“The choices we make over the coming months will affect generations to come. This is not a time for rushed decisions.
“The CBI will be consulting its members and business is committed to working with Government to shape the best possible conditions for future prosperity.”
Mike Cherry, chairman of the Federation of Small Businesses (FSB), said: “Smaller businesses up and down the country now need a focus on economic certainty and stability.
“In light of the result this morning there has been a shock to the market with the pound falling to its lowest level against the dollar since September 1985. Today we call on the Government and the Bank of England to urgently put in place measures to prevent any further instability negatively impacting small businesses in the UK.
“Small firms need to know what this means for access to the single market as soon as possible.”
What happens next now that Britain has opted for divorce with Brussels?
• Prime Minister David Cameron will make a statement. He want to reassure the country and the financial markets about the prospects of a smooth transition. He may also address the implications for his own position of having failed to take the country with him. Boris Johnson, Michael Gove and other pro-Brexit Tories have publicly backed him staying in Number 10 to oversee negotiations but many Westminster observers believe his position will be untenable.
• Trading on the London Stock Exchange could be suspended. Chancellor George Osborne has discussed the radical step with Bank of England Governor Mark Carney in the event that Brexit triggers a “Black Friday” crash. The pound overnight dropped to its lowest level in more than 30 years at the prospect of the UK quitting the bloc. Shadow chancellor John McDonnell has said he expects the Bank of England to intervene given the scale of the turbulence.
• An emergency EU summit? Leaders are scheduled to gather on Tuesday but the meeting could be brought forward to deal with the fallout of the dramatic change, which could have huge ramifications for the future of the entire project.

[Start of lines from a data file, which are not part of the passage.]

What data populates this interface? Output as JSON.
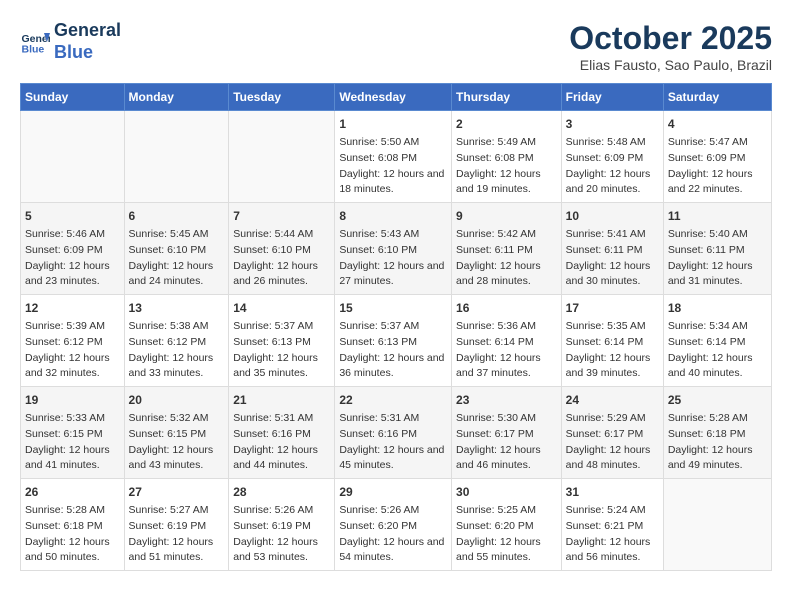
{
  "header": {
    "logo_line1": "General",
    "logo_line2": "Blue",
    "month_title": "October 2025",
    "location": "Elias Fausto, Sao Paulo, Brazil"
  },
  "days_of_week": [
    "Sunday",
    "Monday",
    "Tuesday",
    "Wednesday",
    "Thursday",
    "Friday",
    "Saturday"
  ],
  "weeks": [
    [
      {
        "day": "",
        "sunrise": "",
        "sunset": "",
        "daylight": ""
      },
      {
        "day": "",
        "sunrise": "",
        "sunset": "",
        "daylight": ""
      },
      {
        "day": "",
        "sunrise": "",
        "sunset": "",
        "daylight": ""
      },
      {
        "day": "1",
        "sunrise": "Sunrise: 5:50 AM",
        "sunset": "Sunset: 6:08 PM",
        "daylight": "Daylight: 12 hours and 18 minutes."
      },
      {
        "day": "2",
        "sunrise": "Sunrise: 5:49 AM",
        "sunset": "Sunset: 6:08 PM",
        "daylight": "Daylight: 12 hours and 19 minutes."
      },
      {
        "day": "3",
        "sunrise": "Sunrise: 5:48 AM",
        "sunset": "Sunset: 6:09 PM",
        "daylight": "Daylight: 12 hours and 20 minutes."
      },
      {
        "day": "4",
        "sunrise": "Sunrise: 5:47 AM",
        "sunset": "Sunset: 6:09 PM",
        "daylight": "Daylight: 12 hours and 22 minutes."
      }
    ],
    [
      {
        "day": "5",
        "sunrise": "Sunrise: 5:46 AM",
        "sunset": "Sunset: 6:09 PM",
        "daylight": "Daylight: 12 hours and 23 minutes."
      },
      {
        "day": "6",
        "sunrise": "Sunrise: 5:45 AM",
        "sunset": "Sunset: 6:10 PM",
        "daylight": "Daylight: 12 hours and 24 minutes."
      },
      {
        "day": "7",
        "sunrise": "Sunrise: 5:44 AM",
        "sunset": "Sunset: 6:10 PM",
        "daylight": "Daylight: 12 hours and 26 minutes."
      },
      {
        "day": "8",
        "sunrise": "Sunrise: 5:43 AM",
        "sunset": "Sunset: 6:10 PM",
        "daylight": "Daylight: 12 hours and 27 minutes."
      },
      {
        "day": "9",
        "sunrise": "Sunrise: 5:42 AM",
        "sunset": "Sunset: 6:11 PM",
        "daylight": "Daylight: 12 hours and 28 minutes."
      },
      {
        "day": "10",
        "sunrise": "Sunrise: 5:41 AM",
        "sunset": "Sunset: 6:11 PM",
        "daylight": "Daylight: 12 hours and 30 minutes."
      },
      {
        "day": "11",
        "sunrise": "Sunrise: 5:40 AM",
        "sunset": "Sunset: 6:11 PM",
        "daylight": "Daylight: 12 hours and 31 minutes."
      }
    ],
    [
      {
        "day": "12",
        "sunrise": "Sunrise: 5:39 AM",
        "sunset": "Sunset: 6:12 PM",
        "daylight": "Daylight: 12 hours and 32 minutes."
      },
      {
        "day": "13",
        "sunrise": "Sunrise: 5:38 AM",
        "sunset": "Sunset: 6:12 PM",
        "daylight": "Daylight: 12 hours and 33 minutes."
      },
      {
        "day": "14",
        "sunrise": "Sunrise: 5:37 AM",
        "sunset": "Sunset: 6:13 PM",
        "daylight": "Daylight: 12 hours and 35 minutes."
      },
      {
        "day": "15",
        "sunrise": "Sunrise: 5:37 AM",
        "sunset": "Sunset: 6:13 PM",
        "daylight": "Daylight: 12 hours and 36 minutes."
      },
      {
        "day": "16",
        "sunrise": "Sunrise: 5:36 AM",
        "sunset": "Sunset: 6:14 PM",
        "daylight": "Daylight: 12 hours and 37 minutes."
      },
      {
        "day": "17",
        "sunrise": "Sunrise: 5:35 AM",
        "sunset": "Sunset: 6:14 PM",
        "daylight": "Daylight: 12 hours and 39 minutes."
      },
      {
        "day": "18",
        "sunrise": "Sunrise: 5:34 AM",
        "sunset": "Sunset: 6:14 PM",
        "daylight": "Daylight: 12 hours and 40 minutes."
      }
    ],
    [
      {
        "day": "19",
        "sunrise": "Sunrise: 5:33 AM",
        "sunset": "Sunset: 6:15 PM",
        "daylight": "Daylight: 12 hours and 41 minutes."
      },
      {
        "day": "20",
        "sunrise": "Sunrise: 5:32 AM",
        "sunset": "Sunset: 6:15 PM",
        "daylight": "Daylight: 12 hours and 43 minutes."
      },
      {
        "day": "21",
        "sunrise": "Sunrise: 5:31 AM",
        "sunset": "Sunset: 6:16 PM",
        "daylight": "Daylight: 12 hours and 44 minutes."
      },
      {
        "day": "22",
        "sunrise": "Sunrise: 5:31 AM",
        "sunset": "Sunset: 6:16 PM",
        "daylight": "Daylight: 12 hours and 45 minutes."
      },
      {
        "day": "23",
        "sunrise": "Sunrise: 5:30 AM",
        "sunset": "Sunset: 6:17 PM",
        "daylight": "Daylight: 12 hours and 46 minutes."
      },
      {
        "day": "24",
        "sunrise": "Sunrise: 5:29 AM",
        "sunset": "Sunset: 6:17 PM",
        "daylight": "Daylight: 12 hours and 48 minutes."
      },
      {
        "day": "25",
        "sunrise": "Sunrise: 5:28 AM",
        "sunset": "Sunset: 6:18 PM",
        "daylight": "Daylight: 12 hours and 49 minutes."
      }
    ],
    [
      {
        "day": "26",
        "sunrise": "Sunrise: 5:28 AM",
        "sunset": "Sunset: 6:18 PM",
        "daylight": "Daylight: 12 hours and 50 minutes."
      },
      {
        "day": "27",
        "sunrise": "Sunrise: 5:27 AM",
        "sunset": "Sunset: 6:19 PM",
        "daylight": "Daylight: 12 hours and 51 minutes."
      },
      {
        "day": "28",
        "sunrise": "Sunrise: 5:26 AM",
        "sunset": "Sunset: 6:19 PM",
        "daylight": "Daylight: 12 hours and 53 minutes."
      },
      {
        "day": "29",
        "sunrise": "Sunrise: 5:26 AM",
        "sunset": "Sunset: 6:20 PM",
        "daylight": "Daylight: 12 hours and 54 minutes."
      },
      {
        "day": "30",
        "sunrise": "Sunrise: 5:25 AM",
        "sunset": "Sunset: 6:20 PM",
        "daylight": "Daylight: 12 hours and 55 minutes."
      },
      {
        "day": "31",
        "sunrise": "Sunrise: 5:24 AM",
        "sunset": "Sunset: 6:21 PM",
        "daylight": "Daylight: 12 hours and 56 minutes."
      },
      {
        "day": "",
        "sunrise": "",
        "sunset": "",
        "daylight": ""
      }
    ]
  ]
}
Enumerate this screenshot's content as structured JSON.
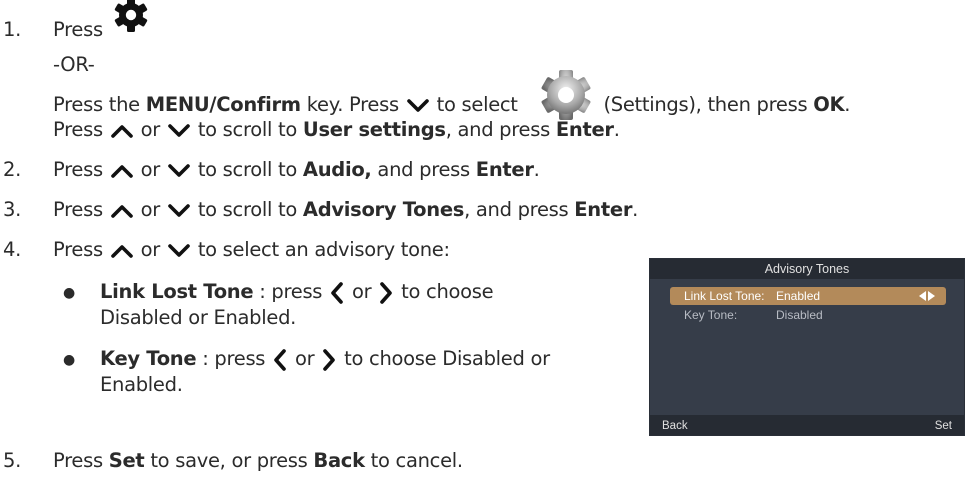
{
  "steps": [
    {
      "num": "1.",
      "press": "Press",
      "or_label": "-OR-",
      "l3_a": "Press the ",
      "l3_menu": "MENU/Confirm",
      "l3_b": " key. Press",
      "l3_c": "to select",
      "l3_d": "(Settings), then press ",
      "l3_ok": "OK",
      "l3_e": ".",
      "l4_a": "Press",
      "l4_or": "or",
      "l4_b": "to scroll to ",
      "l4_bold": "User settings",
      "l4_c": ", and press ",
      "l4_enter": "Enter",
      "l4_d": "."
    },
    {
      "num": "2.",
      "a": "Press",
      "or": "or",
      "b": "to scroll to ",
      "bold": "Audio,",
      "c": " and press ",
      "enter": "Enter",
      "d": "."
    },
    {
      "num": "3.",
      "a": "Press",
      "or": "or",
      "b": "to scroll to ",
      "bold": "Advisory Tones",
      "c": ", and press ",
      "enter": "Enter",
      "d": "."
    },
    {
      "num": "4.",
      "a": "Press",
      "or": "or",
      "b": "to select an advisory tone:"
    },
    {
      "num": "5.",
      "a": "Press ",
      "set": "Set",
      "b": " to save, or press ",
      "back": "Back",
      "c": " to cancel."
    }
  ],
  "bullets": [
    {
      "symbol": "●",
      "bold": "Link Lost Tone",
      "a": " : press",
      "or": "or",
      "b": "to  choose",
      "cont": "Disabled or Enabled."
    },
    {
      "symbol": "●",
      "bold": "Key Tone",
      "a": " : press",
      "or": "or",
      "b": "to  choose Disabled or",
      "cont": "Enabled."
    }
  ],
  "screen": {
    "title": "Advisory Tones",
    "rows": [
      {
        "label": "Link Lost Tone:",
        "value": "Enabled",
        "selected": true
      },
      {
        "label": "Key Tone:",
        "value": "Disabled",
        "selected": false
      }
    ],
    "footer_left": "Back",
    "footer_right": "Set"
  },
  "icons": {
    "settings_small": "gear-icon",
    "settings_large": "gear-icon",
    "up": "chevron-up-icon",
    "down": "chevron-down-icon",
    "left": "chevron-left-icon",
    "right": "chevron-right-icon"
  }
}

A press conference is due to take place later this morning with the heads of the European Commission, Council and Parliament - and Mark Rutte, prime minister of the Netherlands which holds the rotating presidency.
• Negotiations over the terms of the UK’s exit. Article 50 of the 2007 Lisbon Treaty envisages a two-year negotiation to draw up a withdrawal agreement. If no deal is reached - and any of the other 27 states block an extension of talks - the EU treaties simply cease to apply to the state in question at the end of the period, leaving it to operate under international rules set by bodies such as the World Trade Organisation (WTO). Mr Cameron has previously said that he would kick off the withdrawal process immediately but Brexiteers say the process does not have to begin straight away - or indeed at all. Tory minister and leading Leave campaigner Andrea Leadsom said Britain could negotiate a bilateral agreement with a “presumption of continuity” of free trade.
• A Government reshuffle? Assuming he stays on as Prime Minister, Mr Cameron will be under enormous pressure to promote senior Leave figureheads such as Boris Johnson to key positions in a new-look ministerial team. Chancellor George Osborne is seen as particularly vulnerable to the axe after angering Conservatives with stark warnings about the impact of leaving on the economy which they condemned as “scaremongering”.
• Another independence referendum in Scotland? Every area north of the border voted in favour of remaining in the EU, prompting former SNP leader Alex Salmond to state it was “almost certain” that the country would be asked to reconsider its place in the United Kingdom. Voters rejected a breakaway in 2014 but in the manifesto on which it won a fresh term in power at Holyrood last month, the party left open the option of reopening the question in the event of a “significant and material” change in circumstances such as being forced out of the EU against the will of a majority of its people.